There were numerous variations of style adopted by flappers in the 1920s, but the main points were short bobbed hair, short skirts (by the standards of the era, which generally meant knee-length), and a slim, flat-chested, boyish figure. Cloche hats and long strings of beads were also fashionable. One way to find some iconic photographs of flappers is to search for the names of famous actresses and socialites from the 1920s. Dorothy Parker and Zelda Fitzgerald were flappers, as were actresses such as Clara Bow and Louise Brooks. The photograph of Clara Bow attached below contains the classic attributes of the flapper, though it is a posed picture, with no evidence of cocktails, smoking, or jazz.

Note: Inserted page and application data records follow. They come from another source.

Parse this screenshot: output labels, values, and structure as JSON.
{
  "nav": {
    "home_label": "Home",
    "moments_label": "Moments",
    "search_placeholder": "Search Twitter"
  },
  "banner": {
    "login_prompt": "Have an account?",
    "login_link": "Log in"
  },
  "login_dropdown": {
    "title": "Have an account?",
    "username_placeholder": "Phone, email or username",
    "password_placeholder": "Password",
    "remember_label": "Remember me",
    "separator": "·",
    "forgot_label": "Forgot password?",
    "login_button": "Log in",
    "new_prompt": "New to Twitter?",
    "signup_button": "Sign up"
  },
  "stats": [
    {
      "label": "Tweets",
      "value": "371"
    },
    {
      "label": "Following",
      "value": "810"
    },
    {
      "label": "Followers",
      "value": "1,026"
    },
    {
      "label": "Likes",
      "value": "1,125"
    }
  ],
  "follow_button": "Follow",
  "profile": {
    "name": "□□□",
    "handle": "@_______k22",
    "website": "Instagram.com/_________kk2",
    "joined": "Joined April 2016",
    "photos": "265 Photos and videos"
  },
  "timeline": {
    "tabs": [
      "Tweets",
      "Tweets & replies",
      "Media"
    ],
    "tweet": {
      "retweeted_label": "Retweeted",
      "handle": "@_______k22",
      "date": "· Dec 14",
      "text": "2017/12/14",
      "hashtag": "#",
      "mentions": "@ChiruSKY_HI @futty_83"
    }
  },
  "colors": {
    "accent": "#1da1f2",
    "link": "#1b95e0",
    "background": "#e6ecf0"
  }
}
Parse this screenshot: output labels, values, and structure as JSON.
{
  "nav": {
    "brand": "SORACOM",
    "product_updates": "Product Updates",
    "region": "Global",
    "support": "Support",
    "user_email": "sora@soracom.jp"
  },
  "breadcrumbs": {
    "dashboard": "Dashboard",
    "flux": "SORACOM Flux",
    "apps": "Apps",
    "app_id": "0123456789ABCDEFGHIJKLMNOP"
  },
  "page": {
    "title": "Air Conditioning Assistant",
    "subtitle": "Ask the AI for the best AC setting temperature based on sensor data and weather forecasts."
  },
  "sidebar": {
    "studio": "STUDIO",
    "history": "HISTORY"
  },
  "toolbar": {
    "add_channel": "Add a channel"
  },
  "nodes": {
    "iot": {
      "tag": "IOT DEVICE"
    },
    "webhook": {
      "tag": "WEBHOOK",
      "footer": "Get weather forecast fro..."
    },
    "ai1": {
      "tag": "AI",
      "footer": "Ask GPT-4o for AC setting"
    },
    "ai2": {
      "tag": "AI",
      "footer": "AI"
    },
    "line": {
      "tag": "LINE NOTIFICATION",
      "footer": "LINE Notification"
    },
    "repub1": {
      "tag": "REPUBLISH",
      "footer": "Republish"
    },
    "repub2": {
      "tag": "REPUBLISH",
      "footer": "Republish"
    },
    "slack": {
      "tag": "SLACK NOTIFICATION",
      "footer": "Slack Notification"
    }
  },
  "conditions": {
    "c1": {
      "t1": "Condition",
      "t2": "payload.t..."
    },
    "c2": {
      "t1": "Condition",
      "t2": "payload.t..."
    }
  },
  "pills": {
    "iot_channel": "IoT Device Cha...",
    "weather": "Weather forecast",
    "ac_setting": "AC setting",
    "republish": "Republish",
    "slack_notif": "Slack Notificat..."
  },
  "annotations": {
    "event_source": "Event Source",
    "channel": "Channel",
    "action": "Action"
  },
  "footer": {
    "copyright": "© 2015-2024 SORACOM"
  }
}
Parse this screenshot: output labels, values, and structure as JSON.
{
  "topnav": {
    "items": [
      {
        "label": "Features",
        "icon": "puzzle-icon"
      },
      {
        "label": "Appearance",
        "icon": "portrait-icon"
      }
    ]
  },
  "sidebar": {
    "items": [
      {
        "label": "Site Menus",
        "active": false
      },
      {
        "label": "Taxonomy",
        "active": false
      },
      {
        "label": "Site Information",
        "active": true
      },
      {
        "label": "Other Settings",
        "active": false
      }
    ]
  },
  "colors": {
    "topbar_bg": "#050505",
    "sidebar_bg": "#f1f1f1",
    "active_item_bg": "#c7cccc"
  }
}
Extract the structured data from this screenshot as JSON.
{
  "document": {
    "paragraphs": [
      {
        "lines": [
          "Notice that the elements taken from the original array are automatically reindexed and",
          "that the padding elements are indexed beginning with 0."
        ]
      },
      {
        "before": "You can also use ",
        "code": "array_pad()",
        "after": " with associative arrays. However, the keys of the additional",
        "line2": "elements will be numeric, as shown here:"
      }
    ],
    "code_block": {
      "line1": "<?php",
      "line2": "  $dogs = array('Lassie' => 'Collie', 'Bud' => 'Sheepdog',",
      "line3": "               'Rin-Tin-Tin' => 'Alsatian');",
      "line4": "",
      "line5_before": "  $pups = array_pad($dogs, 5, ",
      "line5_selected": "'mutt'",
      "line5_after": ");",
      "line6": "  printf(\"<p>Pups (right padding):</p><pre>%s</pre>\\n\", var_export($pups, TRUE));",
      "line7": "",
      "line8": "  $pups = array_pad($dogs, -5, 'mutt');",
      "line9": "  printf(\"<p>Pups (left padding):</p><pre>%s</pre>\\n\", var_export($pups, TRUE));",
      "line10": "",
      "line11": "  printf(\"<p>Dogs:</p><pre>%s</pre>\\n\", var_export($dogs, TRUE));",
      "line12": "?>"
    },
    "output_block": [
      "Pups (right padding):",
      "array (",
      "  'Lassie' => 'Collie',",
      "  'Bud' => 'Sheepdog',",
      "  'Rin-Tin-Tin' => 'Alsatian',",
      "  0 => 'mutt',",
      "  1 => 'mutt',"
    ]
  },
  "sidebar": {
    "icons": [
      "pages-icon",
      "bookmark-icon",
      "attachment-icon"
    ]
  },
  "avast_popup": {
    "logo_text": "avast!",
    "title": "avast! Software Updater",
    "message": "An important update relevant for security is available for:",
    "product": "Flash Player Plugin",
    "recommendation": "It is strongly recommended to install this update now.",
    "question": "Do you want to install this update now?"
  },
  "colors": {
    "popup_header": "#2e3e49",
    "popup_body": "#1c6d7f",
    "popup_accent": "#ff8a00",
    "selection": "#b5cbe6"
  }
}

For these elements of flapper culture, photographs of 1920s nightclubs are a useful source. The attached article from history.com includes several group photographs of flappers and opens with one in which the girls are dancing alongside jazz musicians at New York City's Parody Club in 1926. The next photograph shows two flappers smoking and embracing their dates. Finally, the Saturday Evening Post featured many pictures of flappers, and the cover often featured drawings or paintings of the latest fashions for women, as shown by the archive attached below.